:: Prompt ::
Among the records, which lines include "stabilization"? List them.

──────── Data provided ────────

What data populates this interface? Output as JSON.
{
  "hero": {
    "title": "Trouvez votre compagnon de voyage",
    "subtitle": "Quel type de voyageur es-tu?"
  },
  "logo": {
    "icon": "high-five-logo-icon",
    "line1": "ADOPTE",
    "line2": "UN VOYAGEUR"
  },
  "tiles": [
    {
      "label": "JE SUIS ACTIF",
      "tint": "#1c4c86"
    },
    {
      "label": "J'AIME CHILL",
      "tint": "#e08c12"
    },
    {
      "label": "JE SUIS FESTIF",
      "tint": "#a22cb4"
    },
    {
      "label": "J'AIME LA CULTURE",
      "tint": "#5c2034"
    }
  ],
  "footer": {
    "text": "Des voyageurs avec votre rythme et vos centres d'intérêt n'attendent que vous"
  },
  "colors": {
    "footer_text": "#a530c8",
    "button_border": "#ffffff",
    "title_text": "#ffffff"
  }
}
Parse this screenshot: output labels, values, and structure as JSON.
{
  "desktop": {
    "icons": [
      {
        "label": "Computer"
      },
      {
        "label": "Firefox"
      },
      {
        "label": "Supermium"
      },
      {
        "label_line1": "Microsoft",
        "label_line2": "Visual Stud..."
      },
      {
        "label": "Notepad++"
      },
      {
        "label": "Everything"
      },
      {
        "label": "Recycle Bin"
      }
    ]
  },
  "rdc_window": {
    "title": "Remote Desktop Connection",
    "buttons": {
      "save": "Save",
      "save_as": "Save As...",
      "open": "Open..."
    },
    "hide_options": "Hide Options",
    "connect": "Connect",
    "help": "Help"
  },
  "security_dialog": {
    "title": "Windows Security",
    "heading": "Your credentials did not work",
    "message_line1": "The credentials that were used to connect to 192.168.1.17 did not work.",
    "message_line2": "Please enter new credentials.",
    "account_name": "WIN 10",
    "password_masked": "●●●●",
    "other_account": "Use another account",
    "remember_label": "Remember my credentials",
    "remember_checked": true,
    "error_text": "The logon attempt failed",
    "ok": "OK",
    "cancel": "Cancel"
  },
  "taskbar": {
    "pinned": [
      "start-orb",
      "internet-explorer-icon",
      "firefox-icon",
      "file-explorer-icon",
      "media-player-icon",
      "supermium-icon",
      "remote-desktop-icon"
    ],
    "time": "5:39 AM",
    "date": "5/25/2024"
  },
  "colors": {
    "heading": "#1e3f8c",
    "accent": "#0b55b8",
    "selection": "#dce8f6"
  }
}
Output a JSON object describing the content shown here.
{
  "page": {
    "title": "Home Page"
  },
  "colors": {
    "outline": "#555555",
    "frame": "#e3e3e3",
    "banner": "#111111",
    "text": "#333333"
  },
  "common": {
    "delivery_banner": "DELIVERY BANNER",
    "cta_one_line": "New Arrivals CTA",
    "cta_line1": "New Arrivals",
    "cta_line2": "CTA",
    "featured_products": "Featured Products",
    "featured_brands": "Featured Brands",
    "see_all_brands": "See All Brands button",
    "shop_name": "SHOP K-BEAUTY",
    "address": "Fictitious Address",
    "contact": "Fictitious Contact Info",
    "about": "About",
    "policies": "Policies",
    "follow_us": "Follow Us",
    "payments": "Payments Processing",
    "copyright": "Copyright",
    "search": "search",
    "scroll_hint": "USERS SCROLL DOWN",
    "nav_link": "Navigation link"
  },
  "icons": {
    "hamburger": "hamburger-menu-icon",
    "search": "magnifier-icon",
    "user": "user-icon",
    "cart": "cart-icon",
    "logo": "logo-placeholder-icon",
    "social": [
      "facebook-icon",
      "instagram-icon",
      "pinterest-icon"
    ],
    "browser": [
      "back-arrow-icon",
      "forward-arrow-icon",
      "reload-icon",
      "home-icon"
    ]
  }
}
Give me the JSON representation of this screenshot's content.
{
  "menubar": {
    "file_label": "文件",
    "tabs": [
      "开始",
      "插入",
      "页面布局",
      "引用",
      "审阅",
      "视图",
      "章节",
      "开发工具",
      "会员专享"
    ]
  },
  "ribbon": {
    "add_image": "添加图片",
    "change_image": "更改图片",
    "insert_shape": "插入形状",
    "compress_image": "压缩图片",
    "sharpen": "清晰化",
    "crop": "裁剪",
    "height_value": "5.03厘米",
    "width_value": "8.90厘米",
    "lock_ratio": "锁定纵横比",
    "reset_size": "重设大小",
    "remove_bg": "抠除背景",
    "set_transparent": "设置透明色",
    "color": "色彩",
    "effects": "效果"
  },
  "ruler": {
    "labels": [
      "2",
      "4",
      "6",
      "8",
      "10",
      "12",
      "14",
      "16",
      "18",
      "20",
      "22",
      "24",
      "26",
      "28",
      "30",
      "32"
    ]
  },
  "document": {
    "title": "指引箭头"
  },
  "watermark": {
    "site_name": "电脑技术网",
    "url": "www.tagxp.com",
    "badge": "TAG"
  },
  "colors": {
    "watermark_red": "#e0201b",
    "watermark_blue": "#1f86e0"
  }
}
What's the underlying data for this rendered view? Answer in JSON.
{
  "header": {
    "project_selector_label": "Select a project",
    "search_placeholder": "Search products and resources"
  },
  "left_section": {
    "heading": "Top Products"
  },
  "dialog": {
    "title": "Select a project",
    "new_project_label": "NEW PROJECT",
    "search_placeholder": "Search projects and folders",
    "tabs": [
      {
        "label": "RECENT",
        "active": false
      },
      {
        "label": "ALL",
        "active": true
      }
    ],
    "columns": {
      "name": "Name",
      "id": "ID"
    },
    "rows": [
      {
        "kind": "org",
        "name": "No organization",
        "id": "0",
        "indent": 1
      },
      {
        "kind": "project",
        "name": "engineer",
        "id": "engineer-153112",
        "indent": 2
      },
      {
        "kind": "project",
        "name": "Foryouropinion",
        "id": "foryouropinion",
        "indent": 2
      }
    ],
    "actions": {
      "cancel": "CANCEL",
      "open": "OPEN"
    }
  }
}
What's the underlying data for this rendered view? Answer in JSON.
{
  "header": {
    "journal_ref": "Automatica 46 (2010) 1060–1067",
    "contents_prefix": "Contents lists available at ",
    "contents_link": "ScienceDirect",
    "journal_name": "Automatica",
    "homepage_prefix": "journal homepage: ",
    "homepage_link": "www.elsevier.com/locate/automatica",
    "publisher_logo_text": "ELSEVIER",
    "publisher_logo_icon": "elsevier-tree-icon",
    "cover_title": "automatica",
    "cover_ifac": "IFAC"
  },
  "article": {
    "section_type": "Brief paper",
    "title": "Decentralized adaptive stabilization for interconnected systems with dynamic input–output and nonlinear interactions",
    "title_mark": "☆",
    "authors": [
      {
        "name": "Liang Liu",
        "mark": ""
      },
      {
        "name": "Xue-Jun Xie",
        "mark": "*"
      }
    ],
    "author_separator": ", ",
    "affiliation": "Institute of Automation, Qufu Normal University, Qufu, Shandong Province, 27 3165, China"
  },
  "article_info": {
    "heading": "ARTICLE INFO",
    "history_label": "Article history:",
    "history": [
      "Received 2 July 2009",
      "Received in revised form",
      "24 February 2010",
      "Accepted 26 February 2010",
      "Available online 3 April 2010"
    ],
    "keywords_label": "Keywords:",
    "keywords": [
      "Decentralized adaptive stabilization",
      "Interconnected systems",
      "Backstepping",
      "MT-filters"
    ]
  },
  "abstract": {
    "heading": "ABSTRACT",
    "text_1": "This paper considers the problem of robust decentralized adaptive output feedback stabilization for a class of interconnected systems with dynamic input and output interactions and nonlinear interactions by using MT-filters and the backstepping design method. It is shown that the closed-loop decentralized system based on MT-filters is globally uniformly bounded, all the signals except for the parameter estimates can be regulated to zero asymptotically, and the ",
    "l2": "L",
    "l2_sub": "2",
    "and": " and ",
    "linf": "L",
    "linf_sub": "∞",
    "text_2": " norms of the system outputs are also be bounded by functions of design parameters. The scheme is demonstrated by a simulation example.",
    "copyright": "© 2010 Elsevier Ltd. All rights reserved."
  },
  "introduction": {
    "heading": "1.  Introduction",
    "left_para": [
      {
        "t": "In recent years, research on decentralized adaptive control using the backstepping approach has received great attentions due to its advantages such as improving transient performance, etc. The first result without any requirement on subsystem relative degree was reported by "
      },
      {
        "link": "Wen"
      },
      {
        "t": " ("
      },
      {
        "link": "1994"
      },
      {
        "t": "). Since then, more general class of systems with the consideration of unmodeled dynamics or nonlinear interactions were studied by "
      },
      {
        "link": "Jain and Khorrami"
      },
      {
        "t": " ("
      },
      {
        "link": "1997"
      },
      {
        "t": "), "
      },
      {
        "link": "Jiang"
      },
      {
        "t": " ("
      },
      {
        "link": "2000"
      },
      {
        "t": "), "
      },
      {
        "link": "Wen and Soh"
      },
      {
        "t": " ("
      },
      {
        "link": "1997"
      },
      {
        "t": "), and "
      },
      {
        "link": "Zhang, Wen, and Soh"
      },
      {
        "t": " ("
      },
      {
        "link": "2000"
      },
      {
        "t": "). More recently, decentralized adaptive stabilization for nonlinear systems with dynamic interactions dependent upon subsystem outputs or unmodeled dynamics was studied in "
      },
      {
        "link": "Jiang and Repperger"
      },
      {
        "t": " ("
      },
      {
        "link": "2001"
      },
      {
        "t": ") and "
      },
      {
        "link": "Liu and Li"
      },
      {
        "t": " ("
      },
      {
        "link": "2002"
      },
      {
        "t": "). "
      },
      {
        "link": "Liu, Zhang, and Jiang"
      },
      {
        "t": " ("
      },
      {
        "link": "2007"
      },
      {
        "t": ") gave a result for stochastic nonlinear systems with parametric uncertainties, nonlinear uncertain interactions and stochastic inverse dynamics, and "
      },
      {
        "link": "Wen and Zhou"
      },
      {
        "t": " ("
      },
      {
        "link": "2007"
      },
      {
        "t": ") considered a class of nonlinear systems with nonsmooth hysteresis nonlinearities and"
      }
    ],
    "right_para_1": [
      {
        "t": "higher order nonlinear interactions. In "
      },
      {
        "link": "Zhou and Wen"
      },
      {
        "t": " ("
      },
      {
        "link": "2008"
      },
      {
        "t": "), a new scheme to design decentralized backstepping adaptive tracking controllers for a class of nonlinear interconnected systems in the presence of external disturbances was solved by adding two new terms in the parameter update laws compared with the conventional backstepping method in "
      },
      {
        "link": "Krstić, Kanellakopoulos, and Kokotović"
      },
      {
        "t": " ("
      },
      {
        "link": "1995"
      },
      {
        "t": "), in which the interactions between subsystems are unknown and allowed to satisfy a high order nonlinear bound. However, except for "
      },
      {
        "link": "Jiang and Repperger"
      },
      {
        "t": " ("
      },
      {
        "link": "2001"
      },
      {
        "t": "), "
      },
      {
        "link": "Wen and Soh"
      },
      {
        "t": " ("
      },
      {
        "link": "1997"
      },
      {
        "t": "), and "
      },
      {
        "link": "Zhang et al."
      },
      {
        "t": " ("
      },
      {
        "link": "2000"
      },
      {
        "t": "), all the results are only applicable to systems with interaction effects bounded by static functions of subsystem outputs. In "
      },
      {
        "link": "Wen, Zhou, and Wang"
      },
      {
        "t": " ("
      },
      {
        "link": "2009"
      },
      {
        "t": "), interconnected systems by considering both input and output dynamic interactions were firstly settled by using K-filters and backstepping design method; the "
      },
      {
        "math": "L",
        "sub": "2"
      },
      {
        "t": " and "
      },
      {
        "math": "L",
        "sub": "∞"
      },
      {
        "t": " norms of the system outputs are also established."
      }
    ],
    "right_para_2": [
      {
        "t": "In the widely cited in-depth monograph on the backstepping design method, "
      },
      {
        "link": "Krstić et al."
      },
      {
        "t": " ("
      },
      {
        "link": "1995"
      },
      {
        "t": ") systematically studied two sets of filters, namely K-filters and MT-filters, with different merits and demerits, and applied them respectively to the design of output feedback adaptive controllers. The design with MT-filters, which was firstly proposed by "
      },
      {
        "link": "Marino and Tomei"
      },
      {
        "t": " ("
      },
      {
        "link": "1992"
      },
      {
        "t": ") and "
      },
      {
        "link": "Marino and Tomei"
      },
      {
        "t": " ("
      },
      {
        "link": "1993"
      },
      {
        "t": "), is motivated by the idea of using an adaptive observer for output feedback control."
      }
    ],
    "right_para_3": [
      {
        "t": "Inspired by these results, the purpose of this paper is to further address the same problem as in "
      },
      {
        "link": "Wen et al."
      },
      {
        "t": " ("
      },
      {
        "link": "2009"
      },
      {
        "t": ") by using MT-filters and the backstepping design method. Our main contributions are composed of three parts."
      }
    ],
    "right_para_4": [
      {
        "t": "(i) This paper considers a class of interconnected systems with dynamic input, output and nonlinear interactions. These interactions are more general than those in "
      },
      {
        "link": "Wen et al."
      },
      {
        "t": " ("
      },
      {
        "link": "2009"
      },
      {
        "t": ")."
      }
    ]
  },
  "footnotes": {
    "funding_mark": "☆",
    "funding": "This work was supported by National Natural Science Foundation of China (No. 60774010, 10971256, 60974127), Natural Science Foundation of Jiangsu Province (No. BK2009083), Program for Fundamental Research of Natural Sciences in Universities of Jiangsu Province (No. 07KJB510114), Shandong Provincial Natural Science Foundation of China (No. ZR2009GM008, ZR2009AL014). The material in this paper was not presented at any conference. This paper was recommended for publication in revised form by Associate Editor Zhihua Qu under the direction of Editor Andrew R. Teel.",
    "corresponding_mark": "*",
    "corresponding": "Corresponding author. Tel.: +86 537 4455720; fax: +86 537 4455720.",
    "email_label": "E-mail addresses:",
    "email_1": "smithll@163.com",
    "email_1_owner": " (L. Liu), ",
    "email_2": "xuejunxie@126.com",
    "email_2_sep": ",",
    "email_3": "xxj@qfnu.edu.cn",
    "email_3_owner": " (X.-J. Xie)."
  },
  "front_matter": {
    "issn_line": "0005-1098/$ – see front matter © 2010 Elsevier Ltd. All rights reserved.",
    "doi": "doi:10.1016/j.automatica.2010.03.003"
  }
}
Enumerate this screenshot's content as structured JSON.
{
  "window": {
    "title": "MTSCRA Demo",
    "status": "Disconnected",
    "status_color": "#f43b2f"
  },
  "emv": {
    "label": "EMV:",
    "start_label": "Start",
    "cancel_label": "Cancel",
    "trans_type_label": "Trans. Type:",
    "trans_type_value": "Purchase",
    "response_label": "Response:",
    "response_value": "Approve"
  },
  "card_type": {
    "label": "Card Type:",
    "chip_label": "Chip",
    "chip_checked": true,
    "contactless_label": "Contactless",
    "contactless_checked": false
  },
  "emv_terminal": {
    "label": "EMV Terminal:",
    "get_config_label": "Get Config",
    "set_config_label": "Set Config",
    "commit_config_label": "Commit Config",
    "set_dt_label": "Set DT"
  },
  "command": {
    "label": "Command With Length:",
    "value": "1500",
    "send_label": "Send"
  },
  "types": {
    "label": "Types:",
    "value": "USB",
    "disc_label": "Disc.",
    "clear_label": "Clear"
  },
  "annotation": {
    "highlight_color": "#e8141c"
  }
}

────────

:: Response box ::
    "title": "Decentralized adaptive stabilization for interconnected systems with dynamic input–output and nonlinear interactions",
      "Decentralized adaptive stabilization",
    "text_1": "This paper considers the problem of robust decentralized adaptive output feedback stabilization for a class of interconnected systems with dynamic input and output interactions and nonlinear interactions by using MT-filters and the backstepping design method. It is shown that the closed-loop decentralized system based on MT-filters is globally uniformly bounded, all the signals except for the parameter estimates can be regulated to zero asymptotically, and the ",
        "t": "). More recently, decentralized adaptive stabilization for nonlinear systems with dynamic interactions dependent upon subsystem outputs or unmodeled dynamics was studied in "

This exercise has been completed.